[Opening DATASET EXTRACT section]
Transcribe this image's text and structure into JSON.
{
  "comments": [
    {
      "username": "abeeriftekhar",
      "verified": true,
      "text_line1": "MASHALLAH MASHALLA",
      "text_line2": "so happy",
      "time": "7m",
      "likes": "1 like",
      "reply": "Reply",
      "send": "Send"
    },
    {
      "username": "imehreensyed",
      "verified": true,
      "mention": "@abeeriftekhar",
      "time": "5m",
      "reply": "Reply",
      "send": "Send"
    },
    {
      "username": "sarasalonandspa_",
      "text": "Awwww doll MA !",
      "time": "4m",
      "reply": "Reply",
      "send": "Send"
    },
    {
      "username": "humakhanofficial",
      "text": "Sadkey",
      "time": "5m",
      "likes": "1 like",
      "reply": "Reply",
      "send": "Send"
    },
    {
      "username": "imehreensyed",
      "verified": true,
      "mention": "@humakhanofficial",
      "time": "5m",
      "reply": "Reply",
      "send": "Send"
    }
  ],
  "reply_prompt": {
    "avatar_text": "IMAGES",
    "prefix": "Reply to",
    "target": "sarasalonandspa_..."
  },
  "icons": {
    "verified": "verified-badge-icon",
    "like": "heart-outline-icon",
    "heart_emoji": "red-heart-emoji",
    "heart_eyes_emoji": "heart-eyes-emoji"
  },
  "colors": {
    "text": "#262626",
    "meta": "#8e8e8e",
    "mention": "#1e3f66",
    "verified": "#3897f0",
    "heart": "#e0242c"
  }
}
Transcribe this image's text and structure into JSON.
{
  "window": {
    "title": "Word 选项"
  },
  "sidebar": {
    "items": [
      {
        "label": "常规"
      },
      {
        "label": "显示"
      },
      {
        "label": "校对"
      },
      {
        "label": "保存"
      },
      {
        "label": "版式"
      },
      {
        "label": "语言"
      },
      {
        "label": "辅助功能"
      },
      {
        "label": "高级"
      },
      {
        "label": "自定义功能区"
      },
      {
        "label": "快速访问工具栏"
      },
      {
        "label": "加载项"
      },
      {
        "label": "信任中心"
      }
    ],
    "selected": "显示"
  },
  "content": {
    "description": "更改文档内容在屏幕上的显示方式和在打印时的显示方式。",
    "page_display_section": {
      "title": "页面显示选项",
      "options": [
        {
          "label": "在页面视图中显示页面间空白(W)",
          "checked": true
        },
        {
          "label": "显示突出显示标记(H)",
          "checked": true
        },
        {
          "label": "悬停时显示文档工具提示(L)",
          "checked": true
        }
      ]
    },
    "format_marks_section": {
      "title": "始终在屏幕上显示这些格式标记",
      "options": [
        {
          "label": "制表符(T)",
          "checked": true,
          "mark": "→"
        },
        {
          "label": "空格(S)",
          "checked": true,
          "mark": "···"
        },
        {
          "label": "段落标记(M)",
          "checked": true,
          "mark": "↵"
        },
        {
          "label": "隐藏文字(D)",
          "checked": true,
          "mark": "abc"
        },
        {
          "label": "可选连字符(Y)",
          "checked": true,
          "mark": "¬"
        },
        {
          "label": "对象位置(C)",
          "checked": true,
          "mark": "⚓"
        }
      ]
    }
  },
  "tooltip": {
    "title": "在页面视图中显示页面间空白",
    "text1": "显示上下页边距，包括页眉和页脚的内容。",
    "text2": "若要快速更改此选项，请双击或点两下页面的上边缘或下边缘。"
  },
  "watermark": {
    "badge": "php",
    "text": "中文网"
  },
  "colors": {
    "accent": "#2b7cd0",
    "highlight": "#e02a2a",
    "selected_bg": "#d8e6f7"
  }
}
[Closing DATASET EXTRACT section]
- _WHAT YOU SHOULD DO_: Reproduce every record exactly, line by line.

- _ANSWER TO THIS PROBLEM_:
Transcribe this image's text and structure into JSON.
{
  "comments": [
    {
      "username": "abeeriftekhar",
      "verified": true,
      "text_line1": "MASHALLAH MASHALLA",
      "text_line2": "so happy",
      "time": "7m",
      "likes": "1 like",
      "reply": "Reply",
      "send": "Send"
    },
    {
      "username": "imehreensyed",
      "verified": true,
      "mention": "@abeeriftekhar",
      "time": "5m",
      "reply": "Reply",
      "send": "Send"
    },
    {
      "username": "sarasalonandspa_",
      "text": "Awwww doll MA !",
      "time": "4m",
      "reply": "Reply",
      "send": "Send"
    },
    {
      "username": "humakhanofficial",
      "text": "Sadkey",
      "time": "5m",
      "likes": "1 like",
      "reply": "Reply",
      "send": "Send"
    },
    {
      "username": "imehreensyed",
      "verified": true,
      "mention": "@humakhanofficial",
      "time": "5m",
      "reply": "Reply",
      "send": "Send"
    }
  ],
  "reply_prompt": {
    "avatar_text": "IMAGES",
    "prefix": "Reply to",
    "target": "sarasalonandspa_..."
  },
  "icons": {
    "verified": "verified-badge-icon",
    "like": "heart-outline-icon",
    "heart_emoji": "red-heart-emoji",
    "heart_eyes_emoji": "heart-eyes-emoji"
  },
  "colors": {
    "text": "#262626",
    "meta": "#8e8e8e",
    "mention": "#1e3f66",
    "verified": "#3897f0",
    "heart": "#e0242c"
  }
}
Transcribe this image's text and structure into JSON.
{
  "window": {
    "title": "Word 选项"
  },
  "sidebar": {
    "items": [
      {
        "label": "常规"
      },
      {
        "label": "显示"
      },
      {
        "label": "校对"
      },
      {
        "label": "保存"
      },
      {
        "label": "版式"
      },
      {
        "label": "语言"
      },
      {
        "label": "辅助功能"
      },
      {
        "label": "高级"
      },
      {
        "label": "自定义功能区"
      },
      {
        "label": "快速访问工具栏"
      },
      {
        "label": "加载项"
      },
      {
        "label": "信任中心"
      }
    ],
    "selected": "显示"
  },
  "content": {
    "description": "更改文档内容在屏幕上的显示方式和在打印时的显示方式。",
    "page_display_section": {
      "title": "页面显示选项",
      "options": [
        {
          "label": "在页面视图中显示页面间空白(W)",
          "checked": true
        },
        {
          "label": "显示突出显示标记(H)",
          "checked": true
        },
        {
          "label": "悬停时显示文档工具提示(L)",
          "checked": true
        }
      ]
    },
    "format_marks_section": {
      "title": "始终在屏幕上显示这些格式标记",
      "options": [
        {
          "label": "制表符(T)",
          "checked": true,
          "mark": "→"
        },
        {
          "label": "空格(S)",
          "checked": true,
          "mark": "···"
        },
        {
          "label": "段落标记(M)",
          "checked": true,
          "mark": "↵"
        },
        {
          "label": "隐藏文字(D)",
          "checked": true,
          "mark": "abc"
        },
        {
          "label": "可选连字符(Y)",
          "checked": true,
          "mark": "¬"
        },
        {
          "label": "对象位置(C)",
          "checked": true,
          "mark": "⚓"
        }
      ]
    }
  },
  "tooltip": {
    "title": "在页面视图中显示页面间空白",
    "text1": "显示上下页边距，包括页眉和页脚的内容。",
    "text2": "若要快速更改此选项，请双击或点两下页面的上边缘或下边缘。"
  },
  "watermark": {
    "badge": "php",
    "text": "中文网"
  },
  "colors": {
    "accent": "#2b7cd0",
    "highlight": "#e02a2a",
    "selected_bg": "#d8e6f7"
  }
}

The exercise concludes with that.